WORK TO COMPLETE
Exactly as written, set down every entry once more.

THE DATA
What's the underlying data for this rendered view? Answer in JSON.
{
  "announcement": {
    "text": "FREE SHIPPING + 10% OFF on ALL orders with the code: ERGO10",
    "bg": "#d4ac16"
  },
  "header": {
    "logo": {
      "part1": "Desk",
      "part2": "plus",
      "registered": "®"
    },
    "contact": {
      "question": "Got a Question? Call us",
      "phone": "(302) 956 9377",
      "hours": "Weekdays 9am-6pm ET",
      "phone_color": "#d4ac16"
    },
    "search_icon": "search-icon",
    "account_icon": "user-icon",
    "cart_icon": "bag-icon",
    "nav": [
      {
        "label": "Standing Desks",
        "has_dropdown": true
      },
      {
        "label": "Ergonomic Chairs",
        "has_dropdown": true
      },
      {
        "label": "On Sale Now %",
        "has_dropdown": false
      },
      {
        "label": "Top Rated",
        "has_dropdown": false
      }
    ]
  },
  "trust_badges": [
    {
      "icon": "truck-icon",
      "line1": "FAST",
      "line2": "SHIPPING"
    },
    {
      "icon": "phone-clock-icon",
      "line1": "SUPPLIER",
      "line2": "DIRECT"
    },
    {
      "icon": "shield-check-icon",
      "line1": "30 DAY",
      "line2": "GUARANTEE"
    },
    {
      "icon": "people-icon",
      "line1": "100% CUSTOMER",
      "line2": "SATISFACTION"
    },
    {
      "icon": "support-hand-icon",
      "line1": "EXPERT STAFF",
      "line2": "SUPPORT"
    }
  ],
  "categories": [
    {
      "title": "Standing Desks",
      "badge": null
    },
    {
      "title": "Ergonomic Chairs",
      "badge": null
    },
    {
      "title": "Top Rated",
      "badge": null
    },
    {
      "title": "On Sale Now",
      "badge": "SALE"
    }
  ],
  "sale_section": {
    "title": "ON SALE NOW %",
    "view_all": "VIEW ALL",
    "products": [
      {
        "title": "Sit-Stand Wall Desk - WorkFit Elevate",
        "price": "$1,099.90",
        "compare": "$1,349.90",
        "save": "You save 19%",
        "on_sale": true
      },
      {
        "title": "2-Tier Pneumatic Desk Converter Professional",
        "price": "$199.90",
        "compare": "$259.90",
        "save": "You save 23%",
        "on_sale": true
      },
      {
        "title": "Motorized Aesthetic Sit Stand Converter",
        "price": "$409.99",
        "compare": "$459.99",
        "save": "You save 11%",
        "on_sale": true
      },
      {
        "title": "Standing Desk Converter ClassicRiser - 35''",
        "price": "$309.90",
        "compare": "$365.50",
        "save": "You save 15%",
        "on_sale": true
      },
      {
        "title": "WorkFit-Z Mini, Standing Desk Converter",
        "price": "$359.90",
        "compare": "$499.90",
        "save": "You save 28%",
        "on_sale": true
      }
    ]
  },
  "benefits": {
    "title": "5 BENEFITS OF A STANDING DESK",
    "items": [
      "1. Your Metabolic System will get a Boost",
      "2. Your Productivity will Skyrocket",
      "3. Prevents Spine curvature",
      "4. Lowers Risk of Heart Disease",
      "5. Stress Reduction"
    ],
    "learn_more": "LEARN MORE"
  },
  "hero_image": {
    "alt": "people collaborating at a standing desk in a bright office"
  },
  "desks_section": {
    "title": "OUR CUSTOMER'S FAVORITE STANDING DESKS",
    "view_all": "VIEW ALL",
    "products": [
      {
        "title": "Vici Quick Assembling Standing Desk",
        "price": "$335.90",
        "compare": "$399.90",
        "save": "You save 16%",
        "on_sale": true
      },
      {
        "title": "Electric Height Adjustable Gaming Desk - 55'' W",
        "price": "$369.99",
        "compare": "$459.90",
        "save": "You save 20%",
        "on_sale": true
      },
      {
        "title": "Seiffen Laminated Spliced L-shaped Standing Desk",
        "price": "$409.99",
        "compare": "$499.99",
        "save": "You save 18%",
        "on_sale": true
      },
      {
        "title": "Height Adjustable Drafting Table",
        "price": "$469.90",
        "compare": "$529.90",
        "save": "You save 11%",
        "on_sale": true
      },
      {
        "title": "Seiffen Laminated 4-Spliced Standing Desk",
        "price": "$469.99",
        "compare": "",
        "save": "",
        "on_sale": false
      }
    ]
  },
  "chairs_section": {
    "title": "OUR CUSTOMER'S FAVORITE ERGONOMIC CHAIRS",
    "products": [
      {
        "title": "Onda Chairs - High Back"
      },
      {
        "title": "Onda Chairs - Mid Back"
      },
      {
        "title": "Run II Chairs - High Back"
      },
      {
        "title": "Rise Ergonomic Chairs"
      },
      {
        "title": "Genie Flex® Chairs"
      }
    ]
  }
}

SOLVED EXERCISE
What's the underlying data for this rendered view? Answer in JSON.
{
  "announcement": {
    "text": "FREE SHIPPING + 10% OFF on ALL orders with the code: ERGO10",
    "bg": "#d4ac16"
  },
  "header": {
    "logo": {
      "part1": "Desk",
      "part2": "plus",
      "registered": "®"
    },
    "contact": {
      "question": "Got a Question? Call us",
      "phone": "(302) 956 9377",
      "hours": "Weekdays 9am-6pm ET",
      "phone_color": "#d4ac16"
    },
    "search_icon": "search-icon",
    "account_icon": "user-icon",
    "cart_icon": "bag-icon",
    "nav": [
      {
        "label": "Standing Desks",
        "has_dropdown": true
      },
      {
        "label": "Ergonomic Chairs",
        "has_dropdown": true
      },
      {
        "label": "On Sale Now %",
        "has_dropdown": false
      },
      {
        "label": "Top Rated",
        "has_dropdown": false
      }
    ]
  },
  "trust_badges": [
    {
      "icon": "truck-icon",
      "line1": "FAST",
      "line2": "SHIPPING"
    },
    {
      "icon": "phone-clock-icon",
      "line1": "SUPPLIER",
      "line2": "DIRECT"
    },
    {
      "icon": "shield-check-icon",
      "line1": "30 DAY",
      "line2": "GUARANTEE"
    },
    {
      "icon": "people-icon",
      "line1": "100% CUSTOMER",
      "line2": "SATISFACTION"
    },
    {
      "icon": "support-hand-icon",
      "line1": "EXPERT STAFF",
      "line2": "SUPPORT"
    }
  ],
  "categories": [
    {
      "title": "Standing Desks",
      "badge": null
    },
    {
      "title": "Ergonomic Chairs",
      "badge": null
    },
    {
      "title": "Top Rated",
      "badge": null
    },
    {
      "title": "On Sale Now",
      "badge": "SALE"
    }
  ],
  "sale_section": {
    "title": "ON SALE NOW %",
    "view_all": "VIEW ALL",
    "products": [
      {
        "title": "Sit-Stand Wall Desk - WorkFit Elevate",
        "price": "$1,099.90",
        "compare": "$1,349.90",
        "save": "You save 19%",
        "on_sale": true
      },
      {
        "title": "2-Tier Pneumatic Desk Converter Professional",
        "price": "$199.90",
        "compare": "$259.90",
        "save": "You save 23%",
        "on_sale": true
      },
      {
        "title": "Motorized Aesthetic Sit Stand Converter",
        "price": "$409.99",
        "compare": "$459.99",
        "save": "You save 11%",
        "on_sale": true
      },
      {
        "title": "Standing Desk Converter ClassicRiser - 35''",
        "price": "$309.90",
        "compare": "$365.50",
        "save": "You save 15%",
        "on_sale": true
      },
      {
        "title": "WorkFit-Z Mini, Standing Desk Converter",
        "price": "$359.90",
        "compare": "$499.90",
        "save": "You save 28%",
        "on_sale": true
      }
    ]
  },
  "benefits": {
    "title": "5 BENEFITS OF A STANDING DESK",
    "items": [
      "1. Your Metabolic System will get a Boost",
      "2. Your Productivity will Skyrocket",
      "3. Prevents Spine curvature",
      "4. Lowers Risk of Heart Disease",
      "5. Stress Reduction"
    ],
    "learn_more": "LEARN MORE"
  },
  "hero_image": {
    "alt": "people collaborating at a standing desk in a bright office"
  },
  "desks_section": {
    "title": "OUR CUSTOMER'S FAVORITE STANDING DESKS",
    "view_all": "VIEW ALL",
    "products": [
      {
        "title": "Vici Quick Assembling Standing Desk",
        "price": "$335.90",
        "compare": "$399.90",
        "save": "You save 16%",
        "on_sale": true
      },
      {
        "title": "Electric Height Adjustable Gaming Desk - 55'' W",
        "price": "$369.99",
        "compare": "$459.90",
        "save": "You save 20%",
        "on_sale": true
      },
      {
        "title": "Seiffen Laminated Spliced L-shaped Standing Desk",
        "price": "$409.99",
        "compare": "$499.99",
        "save": "You save 18%",
        "on_sale": true
      },
      {
        "title": "Height Adjustable Drafting Table",
        "price": "$469.90",
        "compare": "$529.90",
        "save": "You save 11%",
        "on_sale": true
      },
      {
        "title": "Seiffen Laminated 4-Spliced Standing Desk",
        "price": "$469.99",
        "compare": "",
        "save": "",
        "on_sale": false
      }
    ]
  },
  "chairs_section": {
    "title": "OUR CUSTOMER'S FAVORITE ERGONOMIC CHAIRS",
    "products": [
      {
        "title": "Onda Chairs - High Back"
      },
      {
        "title": "Onda Chairs - Mid Back"
      },
      {
        "title": "Run II Chairs - High Back"
      },
      {
        "title": "Rise Ergonomic Chairs"
      },
      {
        "title": "Genie Flex® Chairs"
      }
    ]
  }
}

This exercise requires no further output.